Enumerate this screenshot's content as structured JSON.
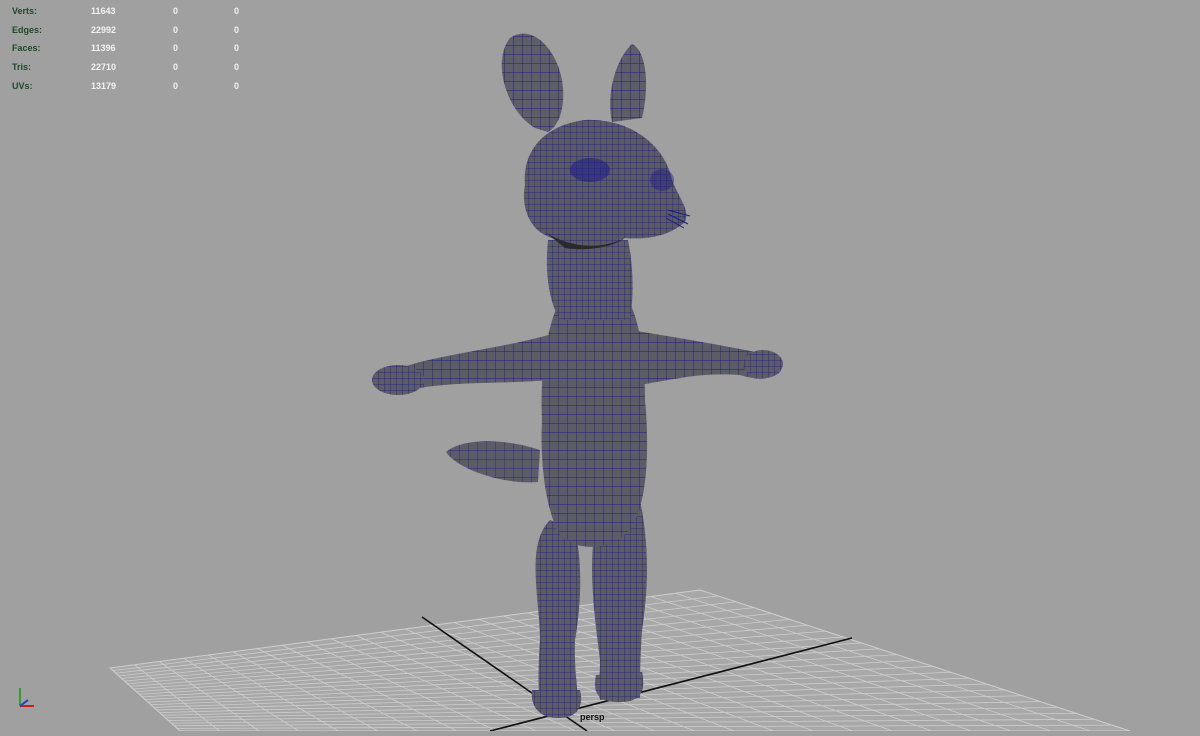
{
  "hud": {
    "rows": [
      {
        "label": "Verts:",
        "v1": "11643",
        "v2": "0",
        "v3": "0"
      },
      {
        "label": "Edges:",
        "v1": "22992",
        "v2": "0",
        "v3": "0"
      },
      {
        "label": "Faces:",
        "v1": "11396",
        "v2": "0",
        "v3": "0"
      },
      {
        "label": "Tris:",
        "v1": "22710",
        "v2": "0",
        "v3": "0"
      },
      {
        "label": "UVs:",
        "v1": "13179",
        "v2": "0",
        "v3": "0"
      }
    ]
  },
  "viewport": {
    "camera_label": "persp",
    "background_color": "#a0a0a0",
    "wireframe_color": "#1c1c8a",
    "mesh_color": "#5c5c66",
    "grid_color": "#c8c8c8",
    "axis_icon": "axis-gizmo-icon"
  }
}
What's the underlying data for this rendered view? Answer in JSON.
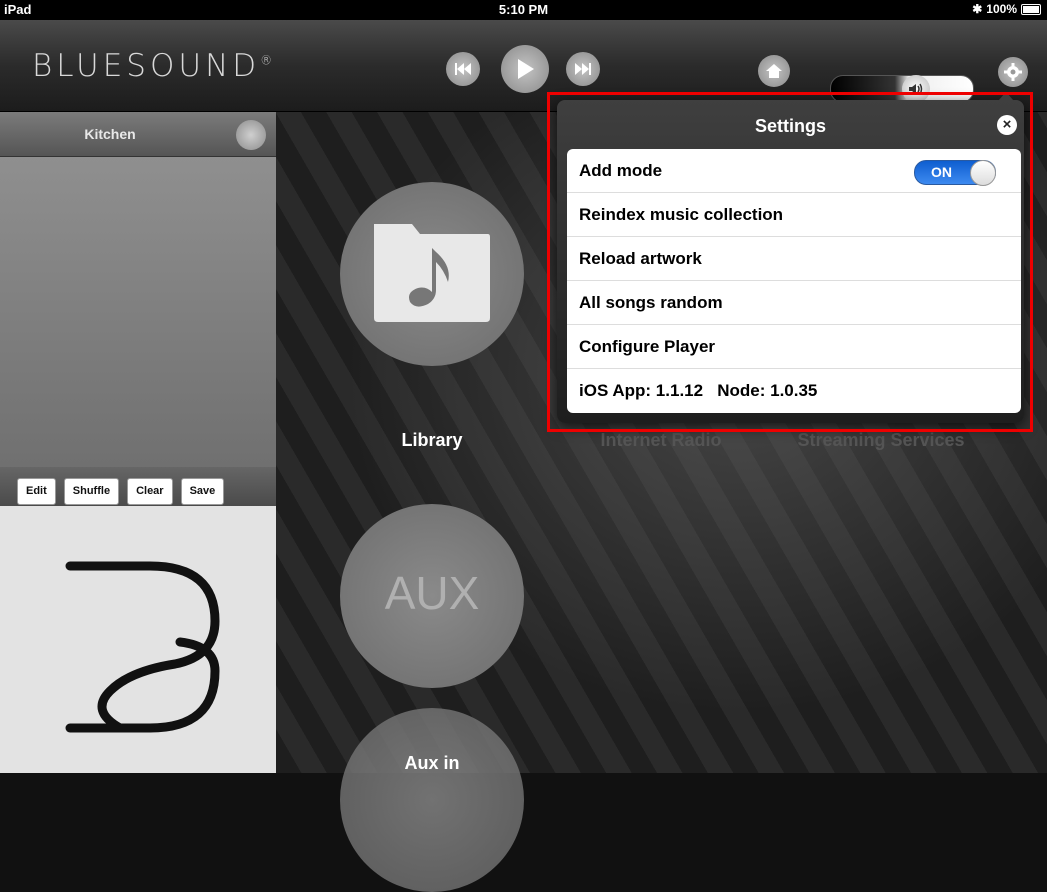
{
  "statusbar": {
    "device": "iPad",
    "time": "5:10 PM",
    "battery": "100%"
  },
  "header": {
    "logo": "BLUESOUND",
    "logo_mark": "®"
  },
  "icons": {
    "previous": "previous-track-icon",
    "play": "play-icon",
    "next": "next-track-icon",
    "home": "home-icon",
    "volume": "speaker-icon",
    "settings": "gear-icon"
  },
  "volume": {
    "level": 0.62
  },
  "sidebar": {
    "zone_name": "Kitchen",
    "queue_buttons": [
      "Edit",
      "Shuffle",
      "Clear",
      "Save"
    ]
  },
  "main": {
    "tiles": {
      "library": "Library",
      "internet_radio": "Internet Radio",
      "streaming_services": "Streaming Services",
      "aux": "AUX",
      "aux_in": "Aux in"
    }
  },
  "settings": {
    "title": "Settings",
    "items": [
      {
        "label": "Add mode",
        "toggle": "ON"
      },
      {
        "label": "Reindex music collection"
      },
      {
        "label": "Reload artwork"
      },
      {
        "label": "All songs random"
      },
      {
        "label": "Configure Player"
      },
      {
        "label": "iOS App: 1.1.12   Node: 1.0.35"
      }
    ]
  },
  "colors": {
    "accent": "#1d6fe0",
    "highlight": "#e00000"
  }
}
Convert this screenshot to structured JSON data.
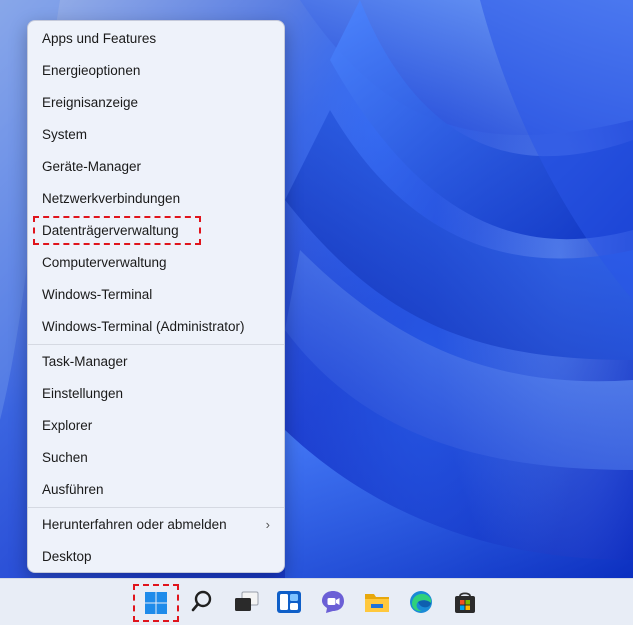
{
  "menu": {
    "items": [
      {
        "label": "Apps und Features"
      },
      {
        "label": "Energieoptionen"
      },
      {
        "label": "Ereignisanzeige"
      },
      {
        "label": "System"
      },
      {
        "label": "Geräte-Manager"
      },
      {
        "label": "Netzwerkverbindungen"
      },
      {
        "label": "Datenträgerverwaltung"
      },
      {
        "label": "Computerverwaltung"
      },
      {
        "label": "Windows-Terminal"
      },
      {
        "label": "Windows-Terminal (Administrator)"
      },
      {
        "label": "Task-Manager"
      },
      {
        "label": "Einstellungen"
      },
      {
        "label": "Explorer"
      },
      {
        "label": "Suchen"
      },
      {
        "label": "Ausführen"
      },
      {
        "label": "Herunterfahren oder abmelden",
        "submenu": true
      },
      {
        "label": "Desktop"
      }
    ],
    "submenu_chevron": "›"
  },
  "taskbar": {
    "icons": [
      {
        "name": "start-icon"
      },
      {
        "name": "search-icon"
      },
      {
        "name": "task-view-icon"
      },
      {
        "name": "widgets-icon"
      },
      {
        "name": "teams-chat-icon"
      },
      {
        "name": "file-explorer-icon"
      },
      {
        "name": "edge-icon"
      },
      {
        "name": "store-icon"
      }
    ]
  },
  "colors": {
    "highlight": "#e0141c",
    "menu_bg": "#eef2fa",
    "taskbar_bg": "#e8edf6"
  }
}
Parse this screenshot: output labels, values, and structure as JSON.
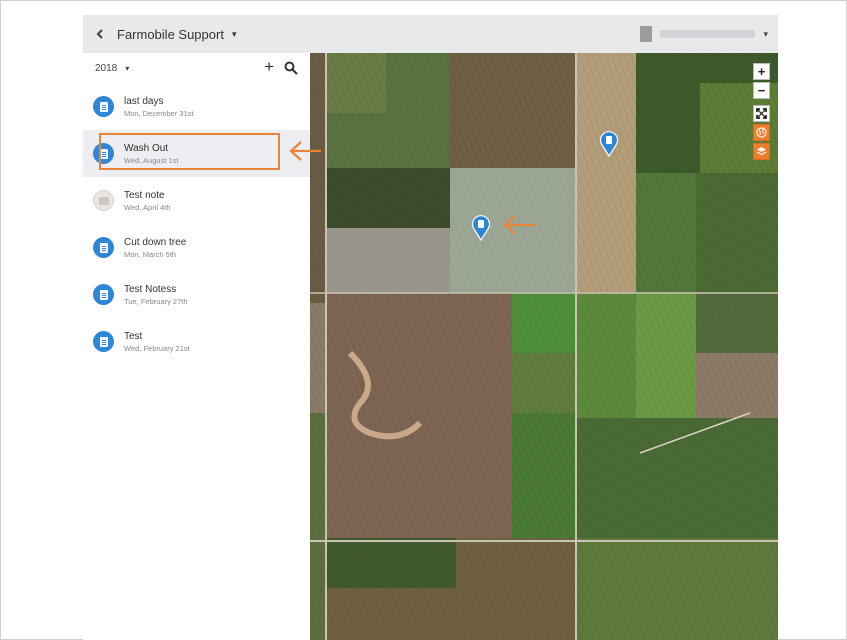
{
  "topbar": {
    "back_icon": "chevron-left-icon",
    "org_title": "Farmobile Support",
    "org_caret": "▾",
    "user_caret": "▾"
  },
  "sidebar": {
    "year": "2018",
    "year_caret": "▾",
    "add_label": "+",
    "notes": [
      {
        "title": "last days",
        "date": "Mon, December 31st",
        "icon": "document-icon",
        "selected": false
      },
      {
        "title": "Wash Out",
        "date": "Wed, August 1st",
        "icon": "document-icon",
        "selected": true
      },
      {
        "title": "Test note",
        "date": "Wed, April 4th",
        "icon": "photo-thumbnail-icon",
        "selected": false
      },
      {
        "title": "Cut down tree",
        "date": "Mon, March 5th",
        "icon": "document-icon",
        "selected": false
      },
      {
        "title": "Test Notess",
        "date": "Tue, February 27th",
        "icon": "document-icon",
        "selected": false
      },
      {
        "title": "Test",
        "date": "Wed, February 21st",
        "icon": "document-icon",
        "selected": false
      }
    ]
  },
  "map": {
    "zoom_in": "+",
    "zoom_out": "−",
    "controls": [
      "zoom-in-icon",
      "zoom-out-icon",
      "fullscreen-icon",
      "globe-icon",
      "layers-icon"
    ],
    "accent_color": "#ef7d2c",
    "pin_color": "#2f86d6"
  },
  "annotations": {
    "highlight_color": "#e8843a"
  }
}
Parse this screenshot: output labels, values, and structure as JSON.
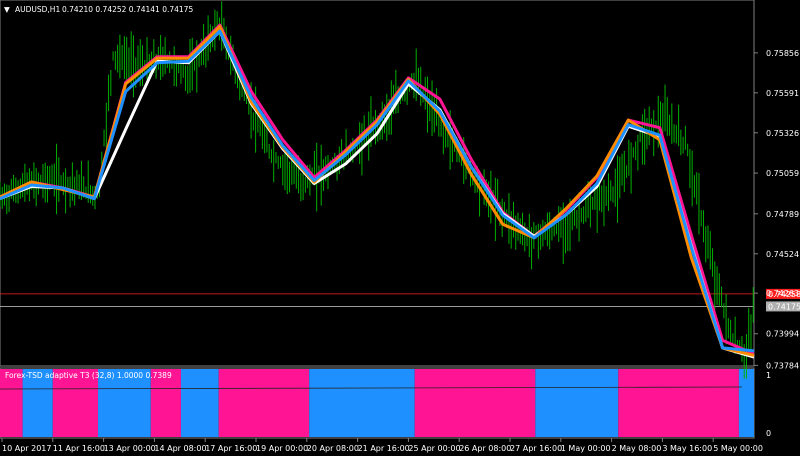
{
  "window_title": "AUDUSD,H1",
  "ohlc_text": "0.74210 0.74252 0.74141 0.74175",
  "main_chart": {
    "type": "line",
    "y_range": [
      0.7378,
      0.7618
    ],
    "y_ticks": [
      "0.75856",
      "0.75591",
      "0.75326",
      "0.75059",
      "0.74789",
      "0.74524",
      "0.74263",
      "0.73994",
      "0.73784"
    ],
    "y_tick_values": [
      0.75856,
      0.75591,
      0.75326,
      0.75059,
      0.74789,
      0.74524,
      0.74263,
      0.73994,
      0.73784
    ],
    "x_labels": [
      "10 Apr 2017",
      "11 Apr 16:00",
      "13 Apr 00:00",
      "14 Apr 08:00",
      "17 Apr 16:00",
      "19 Apr 00:00",
      "20 Apr 08:00",
      "21 Apr 16:00",
      "25 Apr 00:00",
      "26 Apr 08:00",
      "27 Apr 16:00",
      "1 May 00:00",
      "2 May 08:00",
      "3 May 16:00",
      "5 May 00:00"
    ],
    "horizontal_lines": [
      {
        "label": "0.74258",
        "value": 0.74258,
        "color": "#ff2020"
      },
      {
        "label": "0.74175",
        "value": 0.74175,
        "color": "#b0b0b0"
      }
    ],
    "colors": {
      "price": "#00b000",
      "white_ma": "#ffffff",
      "blue_ma": "#1e90ff",
      "orange_ma": "#ff8c00",
      "pink_ma": "#ff1493"
    },
    "x_index": [
      0,
      5,
      10,
      15,
      20,
      25,
      30,
      35,
      40,
      45,
      50,
      55,
      60,
      65,
      70,
      75,
      80,
      85,
      90,
      95,
      100
    ],
    "price": [
      0.7489,
      0.7497,
      0.7502,
      0.7498,
      0.7491,
      0.7584,
      0.7576,
      0.7582,
      0.757,
      0.7605,
      0.755,
      0.7518,
      0.7499,
      0.751,
      0.7522,
      0.7543,
      0.7568,
      0.7541,
      0.751,
      0.7483,
      0.7463,
      0.7467,
      0.7474,
      0.7486,
      0.7496,
      0.7531,
      0.7542,
      0.7525,
      0.7453,
      0.7397,
      0.7384,
      0.7418
    ],
    "price_x": [
      0,
      3,
      7,
      10,
      13,
      15,
      19,
      22,
      25,
      29,
      33,
      36,
      40,
      44,
      47,
      51,
      55,
      58,
      62,
      66,
      70,
      73,
      76,
      79,
      82,
      85,
      88,
      91,
      94,
      97,
      99,
      100
    ],
    "series": [
      {
        "name": "white",
        "values": [
          0.7489,
          0.7497,
          0.7496,
          0.7489,
          0.7535,
          0.758,
          0.7579,
          0.76,
          0.7552,
          0.7522,
          0.7499,
          0.7512,
          0.7532,
          0.7565,
          0.7548,
          0.751,
          0.7479,
          0.7464,
          0.7478,
          0.7497,
          0.7537,
          0.753,
          0.7458,
          0.739,
          0.7384
        ]
      },
      {
        "name": "blue",
        "values": [
          0.7489,
          0.7498,
          0.7496,
          0.7489,
          0.756,
          0.7579,
          0.758,
          0.76,
          0.7556,
          0.7524,
          0.7501,
          0.7518,
          0.7538,
          0.7567,
          0.7547,
          0.751,
          0.7478,
          0.7463,
          0.7478,
          0.7499,
          0.7538,
          0.7531,
          0.7457,
          0.739,
          0.7388
        ]
      },
      {
        "name": "orange",
        "values": [
          0.749,
          0.75,
          0.7495,
          0.749,
          0.7565,
          0.7582,
          0.7582,
          0.7603,
          0.7553,
          0.7523,
          0.75,
          0.752,
          0.754,
          0.7568,
          0.7545,
          0.7505,
          0.7472,
          0.7463,
          0.7482,
          0.7504,
          0.7541,
          0.7528,
          0.745,
          0.739,
          0.7385
        ]
      },
      {
        "name": "pink",
        "values": [
          0.749,
          0.75,
          0.7496,
          0.749,
          0.7566,
          0.7583,
          0.7583,
          0.7604,
          0.756,
          0.7528,
          0.7503,
          0.7521,
          0.7541,
          0.7569,
          0.7555,
          0.7515,
          0.748,
          0.7464,
          0.7481,
          0.7503,
          0.7541,
          0.7536,
          0.7465,
          0.7395,
          0.7386
        ]
      }
    ]
  },
  "indicator": {
    "label": "Forex-TSD adaptive T3 (32,8) 1.0000 0.7389",
    "y_ticks": [
      "1",
      "0"
    ],
    "blocks": [
      {
        "color": "#ff1493",
        "from": 0,
        "to": 3
      },
      {
        "color": "#1e90ff",
        "from": 3,
        "to": 7
      },
      {
        "color": "#ff1493",
        "from": 7,
        "to": 13
      },
      {
        "color": "#1e90ff",
        "from": 13,
        "to": 20
      },
      {
        "color": "#ff1493",
        "from": 20,
        "to": 24
      },
      {
        "color": "#1e90ff",
        "from": 24,
        "to": 29
      },
      {
        "color": "#ff1493",
        "from": 29,
        "to": 41
      },
      {
        "color": "#1e90ff",
        "from": 41,
        "to": 55
      },
      {
        "color": "#ff1493",
        "from": 55,
        "to": 71
      },
      {
        "color": "#1e90ff",
        "from": 71,
        "to": 82
      },
      {
        "color": "#ff1493",
        "from": 82,
        "to": 98
      },
      {
        "color": "#1e90ff",
        "from": 98,
        "to": 100
      }
    ]
  }
}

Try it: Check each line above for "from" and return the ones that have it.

Exercise result:
        "from": 0,
        "from": 3,
        "from": 7,
        "from": 13,
        "from": 20,
        "from": 24,
        "from": 29,
        "from": 41,
        "from": 55,
        "from": 71,
        "from": 82,
        "from": 98,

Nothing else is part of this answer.